**ASSIGNED TASK:** Copy all of the records below verbatim.

[Website and app data records]
· · · · ·

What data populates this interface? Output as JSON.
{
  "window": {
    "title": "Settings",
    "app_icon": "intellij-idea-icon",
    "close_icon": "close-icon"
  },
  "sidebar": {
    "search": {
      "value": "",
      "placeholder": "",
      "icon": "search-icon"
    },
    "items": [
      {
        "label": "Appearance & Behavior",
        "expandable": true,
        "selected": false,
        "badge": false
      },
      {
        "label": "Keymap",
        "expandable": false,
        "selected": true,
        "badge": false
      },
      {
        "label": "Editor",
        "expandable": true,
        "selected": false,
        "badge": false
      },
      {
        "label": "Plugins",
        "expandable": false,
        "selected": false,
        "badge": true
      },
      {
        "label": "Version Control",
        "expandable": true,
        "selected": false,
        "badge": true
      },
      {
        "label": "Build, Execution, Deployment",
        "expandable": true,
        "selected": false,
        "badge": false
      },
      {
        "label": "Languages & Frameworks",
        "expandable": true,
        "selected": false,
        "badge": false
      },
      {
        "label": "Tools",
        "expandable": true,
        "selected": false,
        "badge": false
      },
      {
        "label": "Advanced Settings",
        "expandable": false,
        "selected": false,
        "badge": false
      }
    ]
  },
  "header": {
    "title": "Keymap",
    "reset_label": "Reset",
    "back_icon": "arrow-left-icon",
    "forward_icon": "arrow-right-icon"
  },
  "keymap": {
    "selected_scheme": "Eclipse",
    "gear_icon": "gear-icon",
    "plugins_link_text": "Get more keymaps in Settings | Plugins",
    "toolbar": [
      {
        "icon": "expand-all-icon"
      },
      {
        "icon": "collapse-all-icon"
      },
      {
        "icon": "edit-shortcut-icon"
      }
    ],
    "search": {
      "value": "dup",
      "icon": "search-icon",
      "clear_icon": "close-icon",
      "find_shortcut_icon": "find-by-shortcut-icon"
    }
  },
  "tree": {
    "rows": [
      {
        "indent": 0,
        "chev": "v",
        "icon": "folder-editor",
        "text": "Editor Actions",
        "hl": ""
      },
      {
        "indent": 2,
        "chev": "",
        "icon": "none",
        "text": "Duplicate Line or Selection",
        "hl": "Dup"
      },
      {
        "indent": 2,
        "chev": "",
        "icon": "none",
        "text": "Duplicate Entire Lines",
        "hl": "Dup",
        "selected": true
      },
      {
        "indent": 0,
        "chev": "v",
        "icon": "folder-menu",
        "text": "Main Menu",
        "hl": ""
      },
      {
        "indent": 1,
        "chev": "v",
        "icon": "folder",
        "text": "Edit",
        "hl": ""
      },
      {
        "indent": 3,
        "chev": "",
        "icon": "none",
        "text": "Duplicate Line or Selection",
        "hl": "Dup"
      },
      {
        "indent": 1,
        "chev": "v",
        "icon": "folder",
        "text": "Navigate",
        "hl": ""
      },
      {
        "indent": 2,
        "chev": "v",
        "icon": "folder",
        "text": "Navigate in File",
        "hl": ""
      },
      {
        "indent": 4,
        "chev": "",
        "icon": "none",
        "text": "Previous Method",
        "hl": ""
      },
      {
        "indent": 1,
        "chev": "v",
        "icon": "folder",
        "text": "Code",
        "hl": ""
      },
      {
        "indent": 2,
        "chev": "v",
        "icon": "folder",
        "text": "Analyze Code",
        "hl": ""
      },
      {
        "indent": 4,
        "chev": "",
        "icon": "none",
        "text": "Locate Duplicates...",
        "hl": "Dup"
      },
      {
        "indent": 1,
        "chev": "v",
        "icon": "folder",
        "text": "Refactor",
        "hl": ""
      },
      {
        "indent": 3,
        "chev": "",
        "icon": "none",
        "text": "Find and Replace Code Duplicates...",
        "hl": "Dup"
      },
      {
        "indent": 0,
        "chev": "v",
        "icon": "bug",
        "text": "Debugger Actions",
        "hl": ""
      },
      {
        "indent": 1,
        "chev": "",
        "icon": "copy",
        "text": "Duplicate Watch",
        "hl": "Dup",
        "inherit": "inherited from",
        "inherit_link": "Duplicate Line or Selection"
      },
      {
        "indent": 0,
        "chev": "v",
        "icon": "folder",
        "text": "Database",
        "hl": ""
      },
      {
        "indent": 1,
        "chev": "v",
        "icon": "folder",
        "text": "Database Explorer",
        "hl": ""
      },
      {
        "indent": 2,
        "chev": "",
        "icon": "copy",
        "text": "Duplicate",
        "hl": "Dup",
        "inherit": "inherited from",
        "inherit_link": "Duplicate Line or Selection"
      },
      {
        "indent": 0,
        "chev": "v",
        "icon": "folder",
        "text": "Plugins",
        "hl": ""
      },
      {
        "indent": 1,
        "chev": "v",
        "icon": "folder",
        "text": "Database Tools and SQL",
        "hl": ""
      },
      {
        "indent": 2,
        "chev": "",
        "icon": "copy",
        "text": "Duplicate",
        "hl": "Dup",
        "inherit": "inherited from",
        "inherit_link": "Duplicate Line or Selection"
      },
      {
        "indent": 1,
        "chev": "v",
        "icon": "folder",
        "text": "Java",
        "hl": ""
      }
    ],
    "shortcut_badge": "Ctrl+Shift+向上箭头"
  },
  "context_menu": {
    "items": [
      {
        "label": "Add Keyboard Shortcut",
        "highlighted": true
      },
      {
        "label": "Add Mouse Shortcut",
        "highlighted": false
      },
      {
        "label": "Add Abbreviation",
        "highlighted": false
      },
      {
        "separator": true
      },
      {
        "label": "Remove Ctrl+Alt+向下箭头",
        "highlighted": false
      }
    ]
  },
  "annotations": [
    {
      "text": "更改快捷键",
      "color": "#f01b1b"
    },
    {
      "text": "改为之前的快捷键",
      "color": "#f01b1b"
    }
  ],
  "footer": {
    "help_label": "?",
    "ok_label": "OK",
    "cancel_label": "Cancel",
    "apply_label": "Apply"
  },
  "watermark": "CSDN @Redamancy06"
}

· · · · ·

**SOLVED EXERCISE:**
What data populates this interface? Output as JSON.
{
  "window": {
    "title": "Settings",
    "app_icon": "intellij-idea-icon",
    "close_icon": "close-icon"
  },
  "sidebar": {
    "search": {
      "value": "",
      "placeholder": "",
      "icon": "search-icon"
    },
    "items": [
      {
        "label": "Appearance & Behavior",
        "expandable": true,
        "selected": false,
        "badge": false
      },
      {
        "label": "Keymap",
        "expandable": false,
        "selected": true,
        "badge": false
      },
      {
        "label": "Editor",
        "expandable": true,
        "selected": false,
        "badge": false
      },
      {
        "label": "Plugins",
        "expandable": false,
        "selected": false,
        "badge": true
      },
      {
        "label": "Version Control",
        "expandable": true,
        "selected": false,
        "badge": true
      },
      {
        "label": "Build, Execution, Deployment",
        "expandable": true,
        "selected": false,
        "badge": false
      },
      {
        "label": "Languages & Frameworks",
        "expandable": true,
        "selected": false,
        "badge": false
      },
      {
        "label": "Tools",
        "expandable": true,
        "selected": false,
        "badge": false
      },
      {
        "label": "Advanced Settings",
        "expandable": false,
        "selected": false,
        "badge": false
      }
    ]
  },
  "header": {
    "title": "Keymap",
    "reset_label": "Reset",
    "back_icon": "arrow-left-icon",
    "forward_icon": "arrow-right-icon"
  },
  "keymap": {
    "selected_scheme": "Eclipse",
    "gear_icon": "gear-icon",
    "plugins_link_text": "Get more keymaps in Settings | Plugins",
    "toolbar": [
      {
        "icon": "expand-all-icon"
      },
      {
        "icon": "collapse-all-icon"
      },
      {
        "icon": "edit-shortcut-icon"
      }
    ],
    "search": {
      "value": "dup",
      "icon": "search-icon",
      "clear_icon": "close-icon",
      "find_shortcut_icon": "find-by-shortcut-icon"
    }
  },
  "tree": {
    "rows": [
      {
        "indent": 0,
        "chev": "v",
        "icon": "folder-editor",
        "text": "Editor Actions",
        "hl": ""
      },
      {
        "indent": 2,
        "chev": "",
        "icon": "none",
        "text": "Duplicate Line or Selection",
        "hl": "Dup"
      },
      {
        "indent": 2,
        "chev": "",
        "icon": "none",
        "text": "Duplicate Entire Lines",
        "hl": "Dup",
        "selected": true
      },
      {
        "indent": 0,
        "chev": "v",
        "icon": "folder-menu",
        "text": "Main Menu",
        "hl": ""
      },
      {
        "indent": 1,
        "chev": "v",
        "icon": "folder",
        "text": "Edit",
        "hl": ""
      },
      {
        "indent": 3,
        "chev": "",
        "icon": "none",
        "text": "Duplicate Line or Selection",
        "hl": "Dup"
      },
      {
        "indent": 1,
        "chev": "v",
        "icon": "folder",
        "text": "Navigate",
        "hl": ""
      },
      {
        "indent": 2,
        "chev": "v",
        "icon": "folder",
        "text": "Navigate in File",
        "hl": ""
      },
      {
        "indent": 4,
        "chev": "",
        "icon": "none",
        "text": "Previous Method",
        "hl": ""
      },
      {
        "indent": 1,
        "chev": "v",
        "icon": "folder",
        "text": "Code",
        "hl": ""
      },
      {
        "indent": 2,
        "chev": "v",
        "icon": "folder",
        "text": "Analyze Code",
        "hl": ""
      },
      {
        "indent": 4,
        "chev": "",
        "icon": "none",
        "text": "Locate Duplicates...",
        "hl": "Dup"
      },
      {
        "indent": 1,
        "chev": "v",
        "icon": "folder",
        "text": "Refactor",
        "hl": ""
      },
      {
        "indent": 3,
        "chev": "",
        "icon": "none",
        "text": "Find and Replace Code Duplicates...",
        "hl": "Dup"
      },
      {
        "indent": 0,
        "chev": "v",
        "icon": "bug",
        "text": "Debugger Actions",
        "hl": ""
      },
      {
        "indent": 1,
        "chev": "",
        "icon": "copy",
        "text": "Duplicate Watch",
        "hl": "Dup",
        "inherit": "inherited from",
        "inherit_link": "Duplicate Line or Selection"
      },
      {
        "indent": 0,
        "chev": "v",
        "icon": "folder",
        "text": "Database",
        "hl": ""
      },
      {
        "indent": 1,
        "chev": "v",
        "icon": "folder",
        "text": "Database Explorer",
        "hl": ""
      },
      {
        "indent": 2,
        "chev": "",
        "icon": "copy",
        "text": "Duplicate",
        "hl": "Dup",
        "inherit": "inherited from",
        "inherit_link": "Duplicate Line or Selection"
      },
      {
        "indent": 0,
        "chev": "v",
        "icon": "folder",
        "text": "Plugins",
        "hl": ""
      },
      {
        "indent": 1,
        "chev": "v",
        "icon": "folder",
        "text": "Database Tools and SQL",
        "hl": ""
      },
      {
        "indent": 2,
        "chev": "",
        "icon": "copy",
        "text": "Duplicate",
        "hl": "Dup",
        "inherit": "inherited from",
        "inherit_link": "Duplicate Line or Selection"
      },
      {
        "indent": 1,
        "chev": "v",
        "icon": "folder",
        "text": "Java",
        "hl": ""
      }
    ],
    "shortcut_badge": "Ctrl+Shift+向上箭头"
  },
  "context_menu": {
    "items": [
      {
        "label": "Add Keyboard Shortcut",
        "highlighted": true
      },
      {
        "label": "Add Mouse Shortcut",
        "highlighted": false
      },
      {
        "label": "Add Abbreviation",
        "highlighted": false
      },
      {
        "separator": true
      },
      {
        "label": "Remove Ctrl+Alt+向下箭头",
        "highlighted": false
      }
    ]
  },
  "annotations": [
    {
      "text": "更改快捷键",
      "color": "#f01b1b"
    },
    {
      "text": "改为之前的快捷键",
      "color": "#f01b1b"
    }
  ],
  "footer": {
    "help_label": "?",
    "ok_label": "OK",
    "cancel_label": "Cancel",
    "apply_label": "Apply"
  },
  "watermark": "CSDN @Redamancy06"
}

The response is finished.